Task directions
Repeat the data word for word. Do not include the pictures.

-------- Available data

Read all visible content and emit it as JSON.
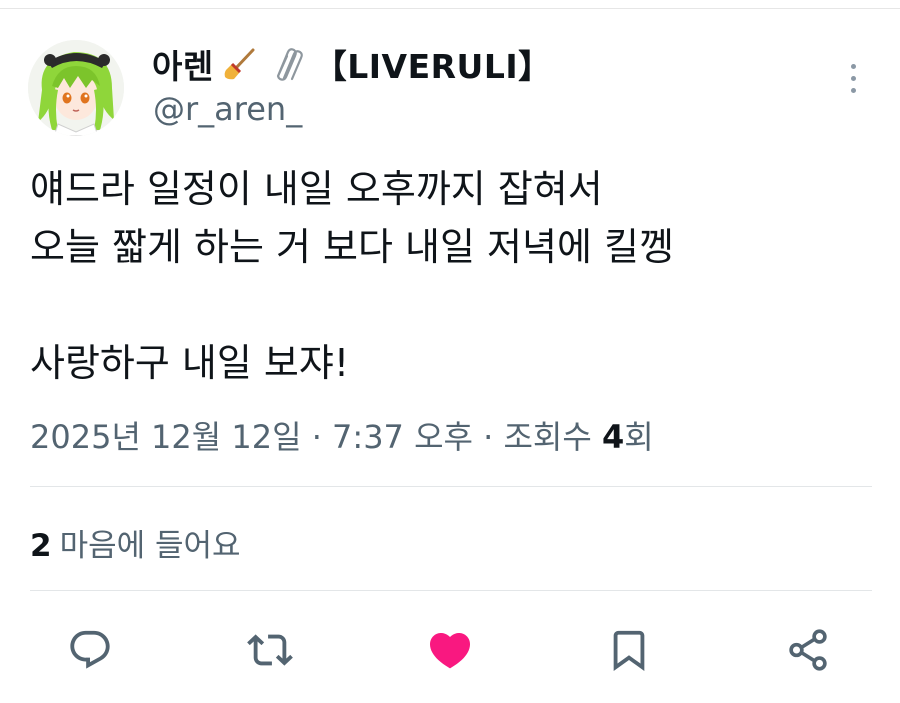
{
  "author": {
    "display_name": "아렌",
    "brand_tag": "【LIVERULI】",
    "handle": "@r_aren_",
    "emojis": [
      "broom-emoji",
      "paperclip-emoji"
    ]
  },
  "tweet": {
    "lines": [
      "얘드라 일정이 내일 오후까지 잡혀서",
      "오늘 짧게 하는 거 보다 내일 저녁에 킬껭",
      "",
      "사랑하구 내일 보쟈!"
    ]
  },
  "meta": {
    "date_time": "2025년 12월 12일 · 7:37 오후 · 조회수 ",
    "views_count": "4",
    "views_suffix": "회"
  },
  "engagement": {
    "likes_count": "2",
    "likes_label": "마음에 들어요"
  },
  "actions": {
    "icons": [
      "reply-icon",
      "retweet-icon",
      "like-icon",
      "bookmark-icon",
      "share-icon"
    ],
    "like_active": true
  },
  "colors": {
    "text_primary": "#0f1419",
    "text_secondary": "#536471",
    "like_pink": "#f91880",
    "icon_gray": "#536471"
  }
}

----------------

Exercise answer
Read all visible content and emit it as JSON.
{
  "author": {
    "display_name": "아렌",
    "brand_tag": "【LIVERULI】",
    "handle": "@r_aren_",
    "emojis": [
      "broom-emoji",
      "paperclip-emoji"
    ]
  },
  "tweet": {
    "lines": [
      "얘드라 일정이 내일 오후까지 잡혀서",
      "오늘 짧게 하는 거 보다 내일 저녁에 킬껭",
      "",
      "사랑하구 내일 보쟈!"
    ]
  },
  "meta": {
    "date_time": "2025년 12월 12일 · 7:37 오후 · 조회수 ",
    "views_count": "4",
    "views_suffix": "회"
  },
  "engagement": {
    "likes_count": "2",
    "likes_label": "마음에 들어요"
  },
  "actions": {
    "icons": [
      "reply-icon",
      "retweet-icon",
      "like-icon",
      "bookmark-icon",
      "share-icon"
    ],
    "like_active": true
  },
  "colors": {
    "text_primary": "#0f1419",
    "text_secondary": "#536471",
    "like_pink": "#f91880",
    "icon_gray": "#536471"
  }
}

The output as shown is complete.